As the proposal waits for final approval, the Nationals have approached catching drills during spring training as if the rule will remain the same. Only when it changes will they alter the way they teach plate blocking.

“So far, we have assumed that there will be no change,” Manager Matt Williams said. Bench coach Randy Knorr “is taking them through all their prep work under the assumption it is the same it always has been. Then we’ll adjust once we get final confirmation.”

From one perspective, catchers cannot help but hope collisions are banned: They will no longer be allowed to be crunched by a 220-pound man hurtling toward them at full speed, often when their head is turned the other way.

“For the catcher, that’s the best rule,” Nationals starter Wilson Ramos said. “It’s pretty dangerous. You can get out of the game, out of the season if you get hurt. There are a lot of problems with the collisions. That’s a good rule.”

Others, though, cast doubt. Bob Boone caught 2,225 games over 19 major league seasons. Now a Nationals front-office assistant, he believes removing collisions would eliminate a crucial piece of the sport.

“It’s a huge play in our game,” Boone said. “In the ninth, man on second, base hit, here he comes, is he going to hang on to the ball? I think it’s a huge play.”

Boone disagrees with the proposed rule change largely because he thinks catchers can protect themselves with proper technique. He said he watches too many catchers receive a throw and brace for impact with their weight leaning on their left leg. The proper form, Boone said, occurs when a catcher keeps his weight on his right leg. That allows the catcher either to gently absorb the blow — like a defender taking a charge in basketball — or to tag the runner and hop out of the way altogether, like a matador avoiding a bull.

“As he goes by, I can get the hell out of there,” Boone said. “In order to do that, I got to be in there tight, close. If I’m not close, now I got to step with my left foot. Now I can’t move. And you’re going to take a shot.”

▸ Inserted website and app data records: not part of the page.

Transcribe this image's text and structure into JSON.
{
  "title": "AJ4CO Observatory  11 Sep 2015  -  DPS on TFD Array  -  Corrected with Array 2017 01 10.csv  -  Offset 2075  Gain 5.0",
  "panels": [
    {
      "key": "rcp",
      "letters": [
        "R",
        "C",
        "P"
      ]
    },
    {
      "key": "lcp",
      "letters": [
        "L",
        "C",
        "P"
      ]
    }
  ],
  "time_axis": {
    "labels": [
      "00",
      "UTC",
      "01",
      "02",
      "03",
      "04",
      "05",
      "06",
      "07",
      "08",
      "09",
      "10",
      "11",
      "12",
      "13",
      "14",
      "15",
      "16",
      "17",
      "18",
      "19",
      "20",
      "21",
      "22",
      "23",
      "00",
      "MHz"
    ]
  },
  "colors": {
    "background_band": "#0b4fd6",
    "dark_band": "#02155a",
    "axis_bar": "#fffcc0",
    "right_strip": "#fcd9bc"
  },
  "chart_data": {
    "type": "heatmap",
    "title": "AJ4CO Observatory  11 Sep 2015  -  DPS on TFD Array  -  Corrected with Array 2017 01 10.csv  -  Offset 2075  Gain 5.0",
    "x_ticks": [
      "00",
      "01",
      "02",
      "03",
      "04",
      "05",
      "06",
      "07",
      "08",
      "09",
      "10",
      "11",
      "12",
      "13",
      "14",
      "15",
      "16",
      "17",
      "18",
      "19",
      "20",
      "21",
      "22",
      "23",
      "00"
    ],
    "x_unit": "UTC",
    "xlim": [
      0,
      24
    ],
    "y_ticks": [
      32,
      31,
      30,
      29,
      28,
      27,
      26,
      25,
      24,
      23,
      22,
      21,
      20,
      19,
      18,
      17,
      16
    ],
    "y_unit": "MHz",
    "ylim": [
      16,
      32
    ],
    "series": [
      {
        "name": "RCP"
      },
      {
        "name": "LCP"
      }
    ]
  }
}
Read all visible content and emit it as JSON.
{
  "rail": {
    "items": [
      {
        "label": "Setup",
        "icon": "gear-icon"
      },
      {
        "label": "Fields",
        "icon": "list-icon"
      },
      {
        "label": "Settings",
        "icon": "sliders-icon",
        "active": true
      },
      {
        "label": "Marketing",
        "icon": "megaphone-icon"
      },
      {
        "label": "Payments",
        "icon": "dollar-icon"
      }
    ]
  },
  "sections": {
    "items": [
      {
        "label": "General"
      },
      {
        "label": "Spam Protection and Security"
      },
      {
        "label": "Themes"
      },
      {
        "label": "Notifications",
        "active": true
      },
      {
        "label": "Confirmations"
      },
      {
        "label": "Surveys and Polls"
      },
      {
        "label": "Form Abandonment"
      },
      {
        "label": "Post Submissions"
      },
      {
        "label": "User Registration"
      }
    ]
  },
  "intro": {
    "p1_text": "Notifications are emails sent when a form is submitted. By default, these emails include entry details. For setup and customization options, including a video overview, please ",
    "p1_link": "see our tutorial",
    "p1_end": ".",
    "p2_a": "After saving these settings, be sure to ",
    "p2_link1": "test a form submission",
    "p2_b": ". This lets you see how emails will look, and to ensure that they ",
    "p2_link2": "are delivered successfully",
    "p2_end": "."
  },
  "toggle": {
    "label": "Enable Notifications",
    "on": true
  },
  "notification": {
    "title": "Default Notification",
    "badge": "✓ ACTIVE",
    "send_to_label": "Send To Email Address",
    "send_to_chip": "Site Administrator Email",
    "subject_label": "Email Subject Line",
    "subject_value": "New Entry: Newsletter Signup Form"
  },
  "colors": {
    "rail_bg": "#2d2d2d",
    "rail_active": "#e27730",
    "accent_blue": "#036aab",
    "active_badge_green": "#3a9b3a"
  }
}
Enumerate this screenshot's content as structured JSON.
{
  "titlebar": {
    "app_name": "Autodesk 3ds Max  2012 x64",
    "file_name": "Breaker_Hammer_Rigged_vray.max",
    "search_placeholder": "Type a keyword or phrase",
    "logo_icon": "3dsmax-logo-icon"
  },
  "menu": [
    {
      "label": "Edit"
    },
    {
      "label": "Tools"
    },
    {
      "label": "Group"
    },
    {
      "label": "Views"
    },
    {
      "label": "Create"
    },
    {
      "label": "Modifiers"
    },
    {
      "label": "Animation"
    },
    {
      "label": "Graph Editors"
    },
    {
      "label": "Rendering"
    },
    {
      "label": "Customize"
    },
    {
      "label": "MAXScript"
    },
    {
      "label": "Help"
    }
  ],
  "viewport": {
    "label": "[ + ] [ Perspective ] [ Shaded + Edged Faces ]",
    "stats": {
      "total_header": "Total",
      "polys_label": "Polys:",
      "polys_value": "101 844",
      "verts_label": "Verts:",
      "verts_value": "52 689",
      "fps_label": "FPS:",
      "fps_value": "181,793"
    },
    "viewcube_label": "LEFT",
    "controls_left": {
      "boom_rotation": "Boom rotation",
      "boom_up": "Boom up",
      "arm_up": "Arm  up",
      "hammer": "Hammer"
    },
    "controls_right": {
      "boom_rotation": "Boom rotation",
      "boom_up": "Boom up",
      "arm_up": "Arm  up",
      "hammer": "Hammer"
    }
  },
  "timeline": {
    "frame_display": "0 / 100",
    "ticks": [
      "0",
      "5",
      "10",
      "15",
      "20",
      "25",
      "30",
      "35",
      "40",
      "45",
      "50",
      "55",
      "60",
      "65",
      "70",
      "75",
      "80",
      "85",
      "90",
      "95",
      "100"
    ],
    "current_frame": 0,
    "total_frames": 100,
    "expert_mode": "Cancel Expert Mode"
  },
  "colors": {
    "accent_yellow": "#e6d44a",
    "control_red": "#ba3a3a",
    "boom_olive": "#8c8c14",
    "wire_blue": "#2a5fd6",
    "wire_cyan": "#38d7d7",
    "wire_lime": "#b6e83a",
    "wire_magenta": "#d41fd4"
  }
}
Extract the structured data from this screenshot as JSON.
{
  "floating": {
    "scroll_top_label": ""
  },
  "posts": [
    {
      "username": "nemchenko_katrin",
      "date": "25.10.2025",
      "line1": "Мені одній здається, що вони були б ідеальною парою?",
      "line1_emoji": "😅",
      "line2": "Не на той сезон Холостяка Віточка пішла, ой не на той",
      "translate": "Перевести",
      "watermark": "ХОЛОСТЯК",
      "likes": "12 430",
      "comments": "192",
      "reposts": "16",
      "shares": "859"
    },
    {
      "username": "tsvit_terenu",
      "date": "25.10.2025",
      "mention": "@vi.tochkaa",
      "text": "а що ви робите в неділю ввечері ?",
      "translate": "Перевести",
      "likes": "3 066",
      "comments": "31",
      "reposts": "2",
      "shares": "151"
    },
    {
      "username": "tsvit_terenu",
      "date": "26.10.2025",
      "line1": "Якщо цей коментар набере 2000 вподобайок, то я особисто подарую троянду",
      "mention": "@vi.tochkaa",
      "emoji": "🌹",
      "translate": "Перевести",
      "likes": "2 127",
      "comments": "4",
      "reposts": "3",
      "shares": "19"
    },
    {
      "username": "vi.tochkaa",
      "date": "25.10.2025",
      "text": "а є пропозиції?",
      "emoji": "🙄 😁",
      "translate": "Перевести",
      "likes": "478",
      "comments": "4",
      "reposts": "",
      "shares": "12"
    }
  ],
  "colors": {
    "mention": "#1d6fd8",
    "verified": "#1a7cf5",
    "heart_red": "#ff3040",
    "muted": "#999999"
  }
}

When he was playing for the Minnesota Twins in 2011, the Nationals’ Denard Span collided with Kansas City Royals catcher Brayan Pena and suffered a concussion. Even still, he thinks a change would have an adverse effect.

“I would really rather see the game be played the way it’s been played for 100 years,” Span said. “Maybe try to stay lower instead of guys going for shoulders and up. It’s definitely going to prevent injuries, but it’s going to change the game. I’m not looking forward to that, really.

“Now, the runner has to think about how he’s going to slide. Whenever you tell a player that you can’t do something, now we have to slow our bodies up. Usually when you’re not going 100 percent, that’s when you’re more susceptible to injury. You got to think about it in so many ways.”

Some Nationals players fear that catchers who need not worry about collisions could block home plate by laying their shin guards across home plate, increasing the risk of lower-leg injuries.

The Nationals have seen it. On July 6 last season, Ian Desmond hit a grounder to second with the bases loaded. Anthony Rendon sprinted home from third base. Padres catcher Yasmani Grandal stretched to receive the throw, and Rendon slid hard into home plate, a legal play under the proposed new rules. Rendon’s slide twisted Grandal’s knee, tearing two ligaments and knocking him out for the season.

Nationals catcher Chris Snyder, a 10-year veteran, favors outlawing collisions. But he has questions about how the rule change would be implemented. What is the punishment? What constitutes a collision? How do you determine if catcher or runner is at fault? How can a catcher block the plate?

“You go from there, what’s next?” Snyder said. “Are they going to have the little orange base like they do in my kid’s Little League on first base? In the end, I’m all for the player safety. We’ll just see how it turns out.”